Every line that contains "Demo" must be located and copied from the data.

________________________

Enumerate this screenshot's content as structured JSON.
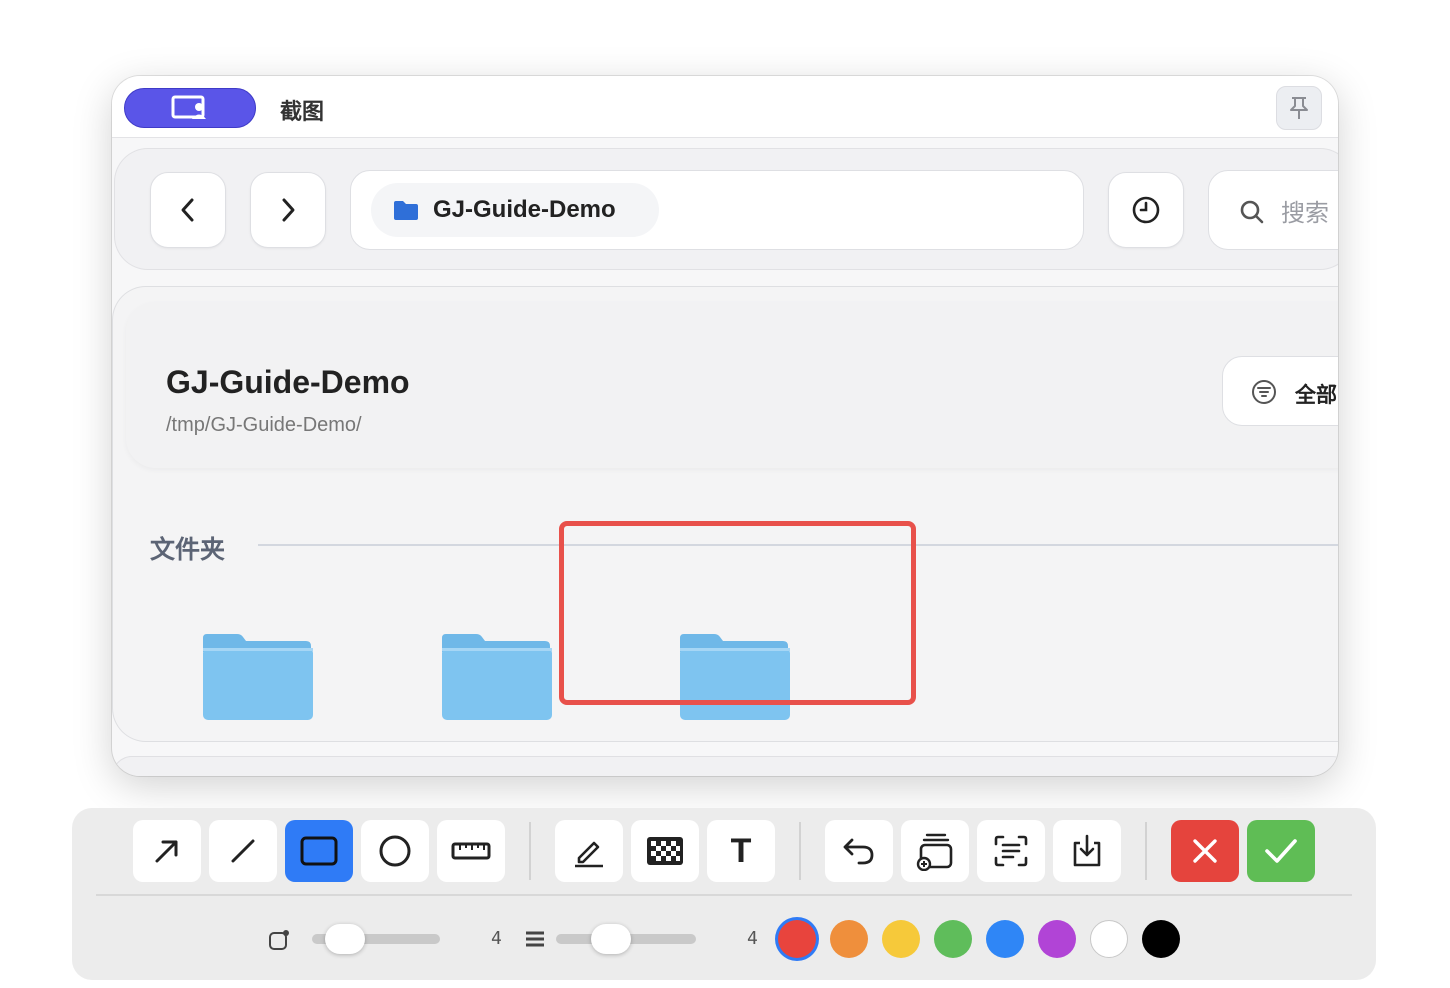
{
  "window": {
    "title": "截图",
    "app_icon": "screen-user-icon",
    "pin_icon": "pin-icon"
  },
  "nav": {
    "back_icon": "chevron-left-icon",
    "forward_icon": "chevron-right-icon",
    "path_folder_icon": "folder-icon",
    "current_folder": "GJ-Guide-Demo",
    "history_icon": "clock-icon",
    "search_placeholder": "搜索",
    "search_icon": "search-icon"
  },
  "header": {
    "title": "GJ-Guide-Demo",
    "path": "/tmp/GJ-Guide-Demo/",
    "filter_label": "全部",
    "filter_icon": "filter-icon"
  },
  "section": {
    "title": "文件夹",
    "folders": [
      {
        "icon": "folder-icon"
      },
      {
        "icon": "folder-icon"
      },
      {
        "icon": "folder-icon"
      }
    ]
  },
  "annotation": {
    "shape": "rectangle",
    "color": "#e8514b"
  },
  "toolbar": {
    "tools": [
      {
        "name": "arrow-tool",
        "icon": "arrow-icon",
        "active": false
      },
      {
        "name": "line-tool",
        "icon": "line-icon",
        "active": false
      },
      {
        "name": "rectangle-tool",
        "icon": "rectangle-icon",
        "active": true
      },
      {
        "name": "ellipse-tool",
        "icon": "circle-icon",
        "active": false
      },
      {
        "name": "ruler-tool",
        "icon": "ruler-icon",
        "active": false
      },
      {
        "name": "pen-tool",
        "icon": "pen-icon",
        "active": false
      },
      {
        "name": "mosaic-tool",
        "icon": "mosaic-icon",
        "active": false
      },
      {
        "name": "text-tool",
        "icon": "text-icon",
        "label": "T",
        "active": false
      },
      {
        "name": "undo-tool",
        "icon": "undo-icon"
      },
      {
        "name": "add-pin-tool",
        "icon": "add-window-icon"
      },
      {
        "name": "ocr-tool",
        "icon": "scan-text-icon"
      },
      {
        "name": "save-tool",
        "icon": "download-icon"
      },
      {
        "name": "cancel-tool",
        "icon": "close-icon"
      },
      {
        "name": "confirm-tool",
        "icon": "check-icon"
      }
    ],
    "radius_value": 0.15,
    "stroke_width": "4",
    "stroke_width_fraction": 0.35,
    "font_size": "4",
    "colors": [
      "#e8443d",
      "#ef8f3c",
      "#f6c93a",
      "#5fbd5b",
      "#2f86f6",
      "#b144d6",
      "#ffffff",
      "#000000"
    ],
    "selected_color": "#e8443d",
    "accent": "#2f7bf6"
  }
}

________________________

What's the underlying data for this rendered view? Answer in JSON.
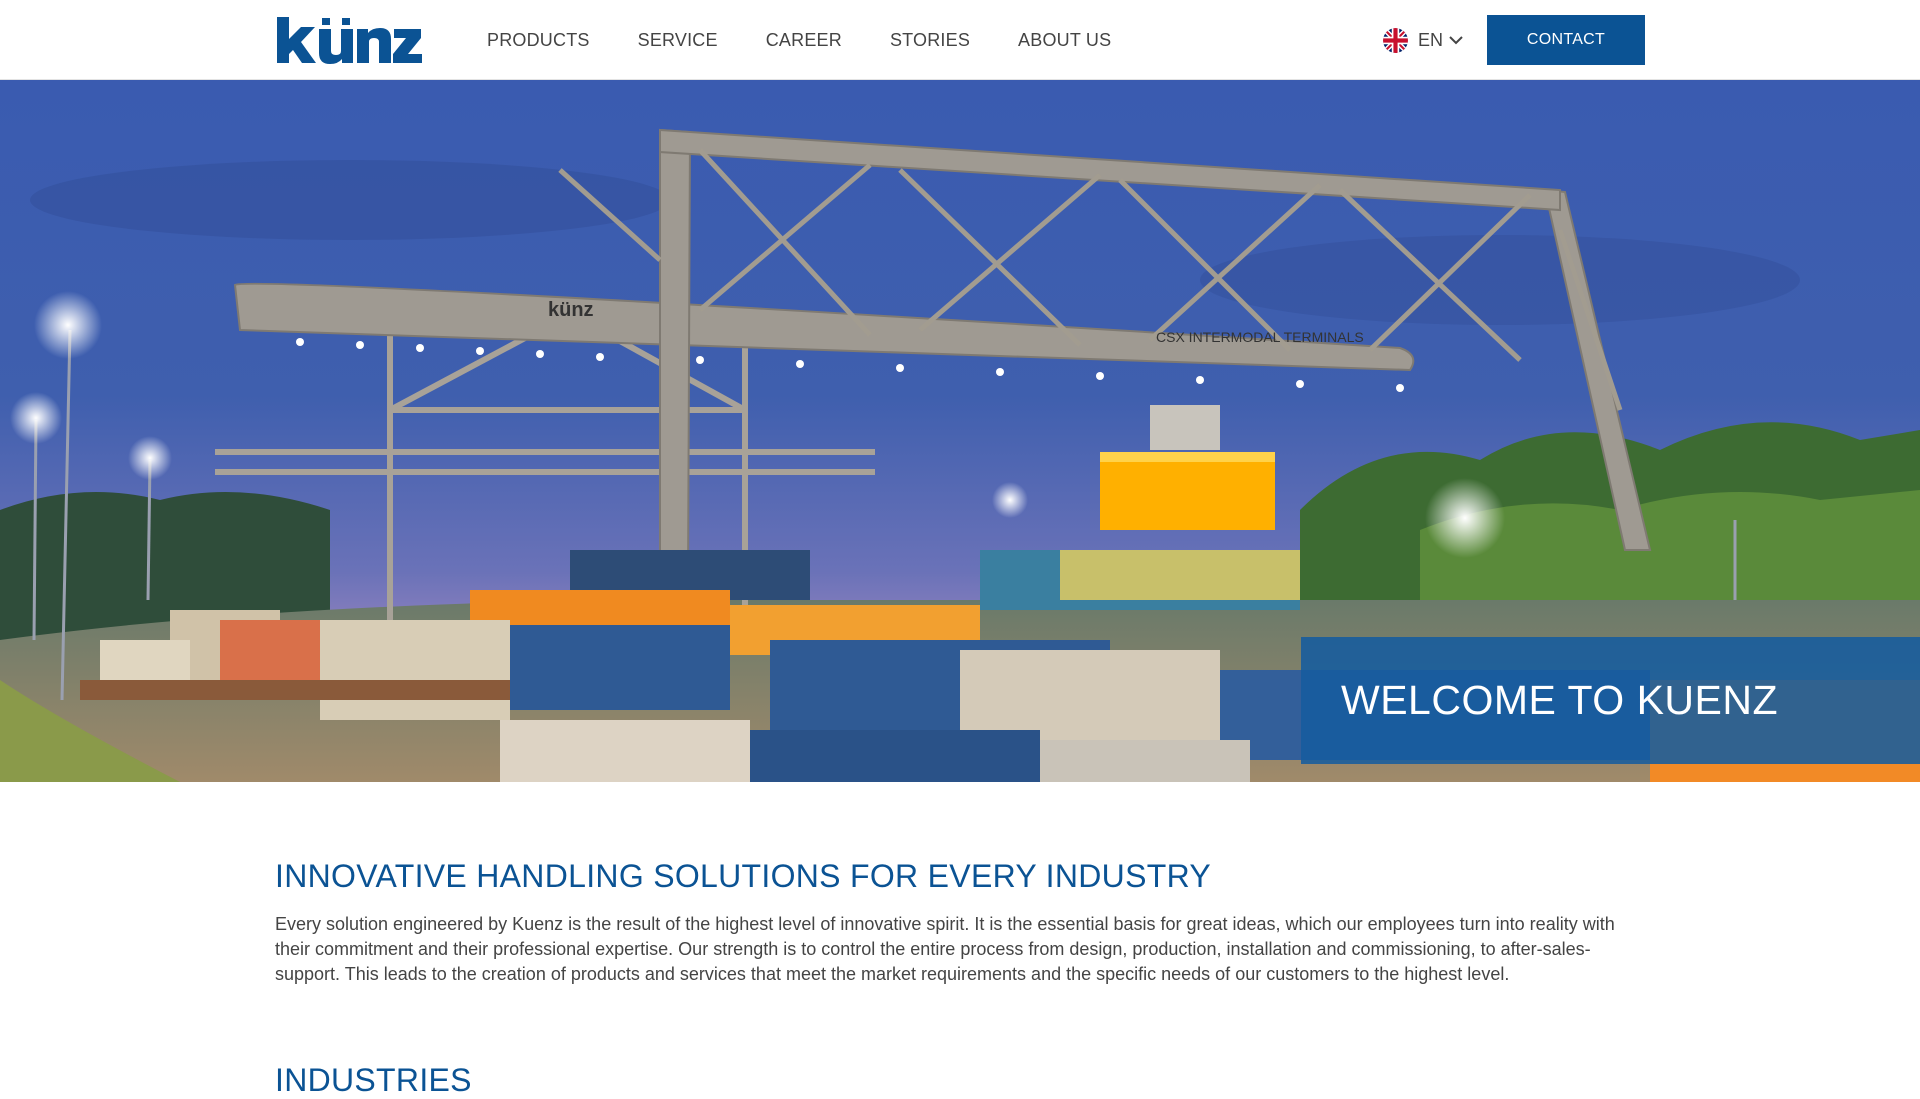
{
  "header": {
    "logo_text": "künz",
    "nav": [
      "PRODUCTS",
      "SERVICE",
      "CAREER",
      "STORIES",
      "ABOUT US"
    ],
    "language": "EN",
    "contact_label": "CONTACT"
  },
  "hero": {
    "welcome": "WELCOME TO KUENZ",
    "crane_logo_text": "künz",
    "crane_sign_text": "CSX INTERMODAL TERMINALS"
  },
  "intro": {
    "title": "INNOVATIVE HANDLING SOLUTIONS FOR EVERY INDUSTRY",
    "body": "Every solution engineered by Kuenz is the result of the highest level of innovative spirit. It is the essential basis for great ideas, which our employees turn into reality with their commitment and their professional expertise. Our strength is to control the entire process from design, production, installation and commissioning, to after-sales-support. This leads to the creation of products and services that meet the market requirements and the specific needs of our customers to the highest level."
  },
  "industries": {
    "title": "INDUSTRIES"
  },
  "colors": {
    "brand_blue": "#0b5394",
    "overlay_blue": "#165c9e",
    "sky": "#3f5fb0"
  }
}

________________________

- [Written reply]:
    "current_folder": "GJ-Guide-Demo",
    "title": "GJ-Guide-Demo",
    "path": "/tmp/GJ-Guide-Demo/",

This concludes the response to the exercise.